In loving memory of Constance "Connie" Kamii.

Kamii was a friend and colleague to those of us who attended and worked at the University of Alabama at Birmingham (UAB) School of Education. She passed away Friday, April 28, 2023, in the evening after a heart attack.

For those who studied and collaborated with Connie at UAB, the legacy of her work continues.

Connie came to UAB in 1984 as a tenured full professor. Dr. Milly Cowles, Dean of the UAB School of Education, recruited Connie and other faculty, such as Stephen Graves, Jerry Aldridge, and Cary Buzelli, to help develop and sustain a new Ph.D. program in Early Childhood Education that would also begin in 1984. Connie's graduate work with Piaget in Switzerland on young children's psychological and cognitive development informed her teaching and professional development in constructivist theory for faculty at UAB and teachers worldwide. For several summers before her full-time appointment at UAB and after her appointment, Connie held Summer Institutes on Jean Piaget and his work for teachers. Students from around the world came to UAB School of Education to study under her tutelage.

Connie's work in mathematics education and constructivist theory spanned 25 years. She wrote numerous books that continue to serve as seminal works on logico-mathematical knowledge and its application in the classroom. At UAB, she worked closely with an innovative administrator at Hall-Kent Elementary School in the Homewood City Schools to continue her research in the classroom on children's cognitive thinking related to physical knowledge and mathematics. Based on her lifetime of work, teachers have used her research and publications for developmentally appropriate and effective curriculum and instruction.

Constant Kamii, Ph.D. pictured with Taajah Witherspoon, Ph.D. (left) and Cora Causey, Ph.D.(right)Constant Kamii, Ph.D. pictured with Taajah Witherspoon, Ph.D. (left) and Cora Causey, Ph.D.(right)
Dr. Kamii brought name and notoriety to UAB. She traveled extensively worldwide, researching and providing professional development as a keynote speaker. Many of her publications have been translated into several languages. Connie served in many capacities with professional organizations supporting young children, especially the National Association for the Education of Young Children. Mathematical games for classroom implementation, developed or influenced by Connie, continue to support constructivist principles and children's cognitive development.

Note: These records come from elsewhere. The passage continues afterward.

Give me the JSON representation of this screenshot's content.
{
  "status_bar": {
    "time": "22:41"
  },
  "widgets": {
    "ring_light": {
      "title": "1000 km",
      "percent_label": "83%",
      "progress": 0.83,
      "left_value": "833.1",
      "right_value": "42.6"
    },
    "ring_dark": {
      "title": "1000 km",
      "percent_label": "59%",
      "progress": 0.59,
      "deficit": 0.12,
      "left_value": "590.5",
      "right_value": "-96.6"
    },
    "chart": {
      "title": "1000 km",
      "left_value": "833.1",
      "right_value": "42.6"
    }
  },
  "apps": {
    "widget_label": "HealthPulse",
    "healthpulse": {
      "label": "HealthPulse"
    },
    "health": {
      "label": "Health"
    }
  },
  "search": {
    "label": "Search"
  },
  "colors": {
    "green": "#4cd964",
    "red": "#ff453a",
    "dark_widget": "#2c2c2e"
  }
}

While small in stature, Connie was truly one of the "giants" in education. Her influence on the UAB School of Education lives on through the work of many of our faculty. When presented with her Professor Emerita proclamation in Boston, Connie reminded me that our teaching and learning have reciprocity with the children and teachers we serve. We are grateful for the strong scholarly model she provided for those of us who followed her.